The senior centurion stopped a short distance from the horsemen and stood with his feet planted apart, his hand on the pommel of his sword. The two sides conversed, but the words were too faint to make out. The exchange was brief. The horsemen remained where they were while Hortensius moved back several paces, before slowly turning and making his way to the safety of the cohort. Once inside the wall of shields, he called for his officers.
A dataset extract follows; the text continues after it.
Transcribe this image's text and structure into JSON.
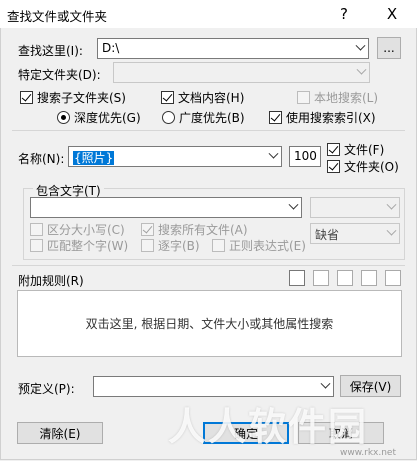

Macro and Cato trotted over to join the others, all of them burning to know what had passed between Hortensius and the dark Druids.
'They say they'll let us march on unhindered,' Hortensius paused, and gave his officers a wry smile, 'provided we set our prisoners free.'
'Bollocks.' Macro spat on the ground. 'They must think we were born yesterday.'
'My sentiments exactly. I told 'em I might release their mates only when we were behind the walls of the Second Legion's camp. They weren't impressed with that, and suggested a compromise. That we free the prisoners once we're in sight of the camp.'
The officers considered the offer, each weighing up the likelihood of the cohort being able to reach the camp, unencumbered by prisoners, before the Britons reneged on the deal and tried to cut them to pieces.
'There'll be plenty of chances to take more prisoners later in the campaign,' one of the centurions suggested, and then stopped speaking as Hortensius laughed and shook his head.
'That bastard Diomedes has stitched us up nicely!'
'They don't want that sorry lot over there!' Hortensius jabbed his thumb towards the Britons squatting on the ground. 'They're talking about the Druids we took back at the settlement. The ones that little shit Diomedes killed.'